“Whether you fear it or not, disappointment will come. The beauty is that through disappointment you can gain clarity; and with clarity comes conviction and true originality.”—Conan at Dartmouth. Seriously, watch that speech. It’s lovely. (via wonderpay)
The post in which I talk about President Obama and the emergence of hate-filled rhetoric
Yesterday, a Dixie Chick’s song came on in the car, and it made me think of the comment Natalie Maines, their lead singer, made about then President Bush:
Just so you know, we’re on the good side with y’all. We do not want this war, this violence, and we’re ashamed that the President of the United States is from Texas.
The public backlash against the entire band was immediate and resounding. It was “un-American” to criticize President Bush even though it was at a time where he was most deserving of criticism. Contrast that with today’s rhetoric against President Obama which is filled with personal, rarely policy, attacks and absolutely no one is held accountable. Even the Republican presidential candidates have followed suit, as evidenced in New Hampshire. Will anyone tell them that Obama-bashing is not a platform? It’s important to be critical of our government, but there is something very telling about how the a large percentage of the public has responded to President Obama.
The post in which I talk about death at some length.
Our culture posits dominant ideologies as the norm, including Christianity. Today, I was thinking how when we lose someone close to us, a typical response to the grieving is:
They’re in a better place now. They are with [insert Christian figure] now.
I’ve been struggling with my faith for many years. At the time I lost my father, however, I was young enough to take comfort in those words. The same sentiments now strike me as meaningless to those who don’t believe there is an afterlife, that don’t believe there is a “better place” then the world we exist in now. What good are these condolences to me? Why is it believed I would feel the same about death? These words seem to provide more comfort to the person not currently in the position of loss. I mean this genuinely, but it must be nice to remove the uncertainly of death and replace it with this vision of “paradise.”
The post in which I talk about my boobs at some length
Over the past few years, my bra size has gotten larger at an exponential rate. This has correlated in an increased interest from others about my boobs, prompting this response. Without expressed consent, one is not to:

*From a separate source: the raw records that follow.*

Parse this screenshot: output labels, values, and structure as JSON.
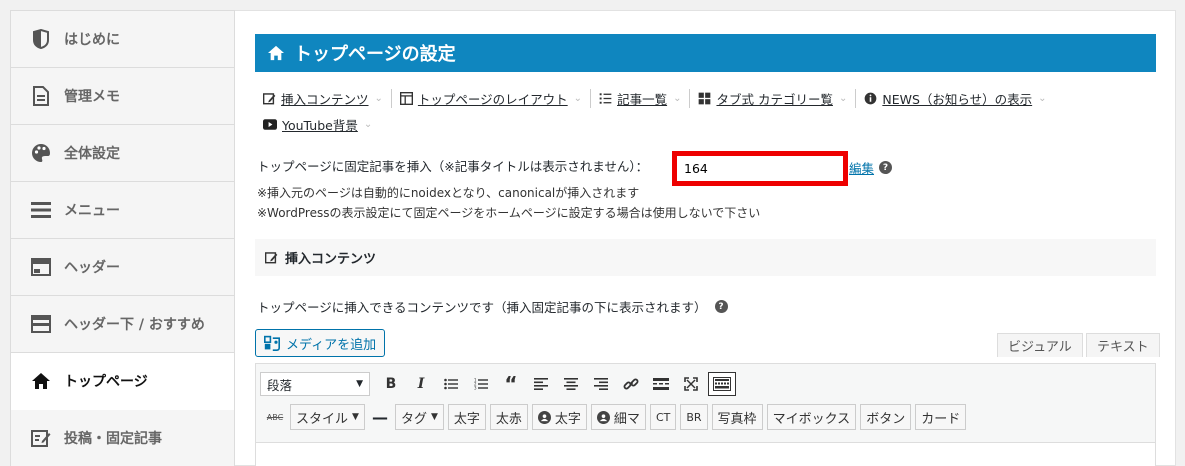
{
  "sidebar": {
    "items": [
      {
        "label": "はじめに",
        "icon": "leaf-icon"
      },
      {
        "label": "管理メモ",
        "icon": "document-icon"
      },
      {
        "label": "全体設定",
        "icon": "palette-icon"
      },
      {
        "label": "メニュー",
        "icon": "menu-icon"
      },
      {
        "label": "ヘッダー",
        "icon": "header-icon"
      },
      {
        "label": "ヘッダー下 / おすすめ",
        "icon": "header-below-icon"
      },
      {
        "label": "トップページ",
        "icon": "home-icon",
        "active": true
      },
      {
        "label": "投稿・固定記事",
        "icon": "edit-icon"
      }
    ]
  },
  "main": {
    "title": "トップページの設定",
    "tabs": [
      {
        "label": "挿入コンテンツ",
        "icon": "edit-icon"
      },
      {
        "label": "トップページのレイアウト",
        "icon": "layout-icon"
      },
      {
        "label": "記事一覧",
        "icon": "list-icon"
      },
      {
        "label": "タブ式 カテゴリー覧",
        "icon": "grid-icon"
      },
      {
        "label": "NEWS（お知らせ）の表示",
        "icon": "info-icon"
      },
      {
        "label": "YouTube背景",
        "icon": "youtube-icon"
      }
    ],
    "fixed_label": "トップページに固定記事を挿入（※記事タイトルは表示されません）：",
    "fixed_value": "164",
    "edit_link": "編集",
    "note1": "※挿入元のページは自動的にnoidexとなり、canonicalが挿入されます",
    "note2": "※WordPressの表示設定にて固定ページをホームページに設定する場合は使用しないで下さい",
    "section_title": "挿入コンテンツ",
    "section_desc": "トップページに挿入できるコンテンツです（挿入固定記事の下に表示されます）",
    "media_button": "メディアを追加",
    "visual_tab": "ビジュアル",
    "text_tab": "テキスト",
    "format_select": "段落",
    "quicktags": {
      "style": "スタイル",
      "tag": "タグ",
      "bold1": "太字",
      "bold_red": "太赤",
      "circle_bold": "太字",
      "circle_thin": "細マ",
      "ct": "CT",
      "br": "BR",
      "photo_frame": "写真枠",
      "mybox": "マイボックス",
      "button": "ボタン",
      "card": "カード"
    }
  },
  "colors": {
    "title_bar": "#0f86bf",
    "highlight_box": "#ee0000",
    "link": "#0073aa"
  }
}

stare at my breasts
place their head between them
Are these things I should even have to write? Because of my own body crises, I wish my boobs were smaller, so this constant unwarranted attention makes me insecure and uncomfortable.
To end, body image is a strange and complicated thing.
That moment when you realize you should have applied for graduate school instead of pursuing work experience immediately after college because you’re unlikely to find another space that encourages you to discuss complex ideas concerning race, sex, gender, class, etc. so freely and openly.